The probe comes days after Nigeria's chief of police announced that his forces had killed 785 suspected armed robbers in the three months since he took office.
Human Rights Watch is skeptical that all those killed were actually armed robbers. They say the deaths make a mockery of recently-elected President Umaru Yar'Adua's vow to uphold the rule of law.
Political Analyst, Charles Dokubo, says the deaths may have been orchestrated by corrupt police officers.
"If it has taken place in Nigeria, it is not with the coordination or the acceptance of the government in power," Dokubo said. "It has been done by some misguided policemen who decided to take the law into their hands."
But, Nigerian police spokesman Haz Iwendi says the real injustice was the loss of life incurred by police in carrying out their duties.
"I expected you to have complained about the 62 number of policemen it has never happened in the world," Iwendi said. "And that is what we lost in the pursuit, in the fight against armed robbery."
Human Rights Watch claims Nigerian police are documented to have carried out numerous extra judicial killings as well as torture suspects. And, the U.N. last year accused police of torturing detained suspects to extract confessions.
At Falomo Shopping Center Joseph Egbe, who sells fish from a battered old chest freezer, says he is as frightened of police as he is of armed robbers.
"Police, their ways of behavior is no different with the armed robbers!," Egbe said.
Helen Sunday looks after her family's beverage store. She was robbed last week when gunmen held up the mini-bus she took home from work. She did not report the matter to the police.
"Hmm, the police would not do anything. They will not do anything at all. They will say 'Ah, sorry-o!'. That is what they will tell you," Sunday said.
Despite booming oil earnings, the majority of Nigerians live in poverty.

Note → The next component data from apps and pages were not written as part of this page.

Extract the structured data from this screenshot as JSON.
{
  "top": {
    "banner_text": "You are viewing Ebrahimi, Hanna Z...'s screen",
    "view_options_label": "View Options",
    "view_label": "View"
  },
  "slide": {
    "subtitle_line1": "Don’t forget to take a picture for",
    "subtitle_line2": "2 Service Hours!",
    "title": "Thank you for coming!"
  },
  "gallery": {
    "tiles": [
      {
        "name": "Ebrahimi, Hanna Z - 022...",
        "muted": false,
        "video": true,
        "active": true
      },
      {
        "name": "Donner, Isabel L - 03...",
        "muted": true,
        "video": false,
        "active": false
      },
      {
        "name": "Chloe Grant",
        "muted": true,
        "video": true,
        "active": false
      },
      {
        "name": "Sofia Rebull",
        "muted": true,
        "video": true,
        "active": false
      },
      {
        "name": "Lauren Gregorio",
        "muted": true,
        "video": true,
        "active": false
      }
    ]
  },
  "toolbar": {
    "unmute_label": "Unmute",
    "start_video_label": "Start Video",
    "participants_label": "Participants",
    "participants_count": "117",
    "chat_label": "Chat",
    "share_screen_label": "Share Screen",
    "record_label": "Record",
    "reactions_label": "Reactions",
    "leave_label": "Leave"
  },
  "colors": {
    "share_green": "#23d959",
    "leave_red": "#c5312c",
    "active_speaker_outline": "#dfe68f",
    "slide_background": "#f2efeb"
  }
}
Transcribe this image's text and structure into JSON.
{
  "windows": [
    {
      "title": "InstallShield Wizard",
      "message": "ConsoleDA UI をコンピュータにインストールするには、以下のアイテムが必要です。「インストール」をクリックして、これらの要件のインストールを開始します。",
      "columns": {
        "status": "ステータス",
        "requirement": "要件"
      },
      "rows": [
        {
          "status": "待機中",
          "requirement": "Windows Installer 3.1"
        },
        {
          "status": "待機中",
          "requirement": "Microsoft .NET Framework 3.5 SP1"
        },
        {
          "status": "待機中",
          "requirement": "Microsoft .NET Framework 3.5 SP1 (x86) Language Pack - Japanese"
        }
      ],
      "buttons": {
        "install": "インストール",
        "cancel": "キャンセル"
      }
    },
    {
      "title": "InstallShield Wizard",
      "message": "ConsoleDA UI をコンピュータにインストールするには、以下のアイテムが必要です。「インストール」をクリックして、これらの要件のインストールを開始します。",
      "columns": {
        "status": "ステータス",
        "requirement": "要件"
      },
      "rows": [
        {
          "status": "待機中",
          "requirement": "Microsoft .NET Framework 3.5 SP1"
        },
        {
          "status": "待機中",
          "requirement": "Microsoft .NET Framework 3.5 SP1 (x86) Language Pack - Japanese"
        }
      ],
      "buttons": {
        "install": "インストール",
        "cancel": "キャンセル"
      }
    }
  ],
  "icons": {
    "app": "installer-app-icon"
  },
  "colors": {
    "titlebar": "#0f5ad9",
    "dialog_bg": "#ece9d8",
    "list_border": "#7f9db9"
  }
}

Analysts say increased wages and better training for police could ease corruption, while increased job opportunities for youths could bring down crime levels.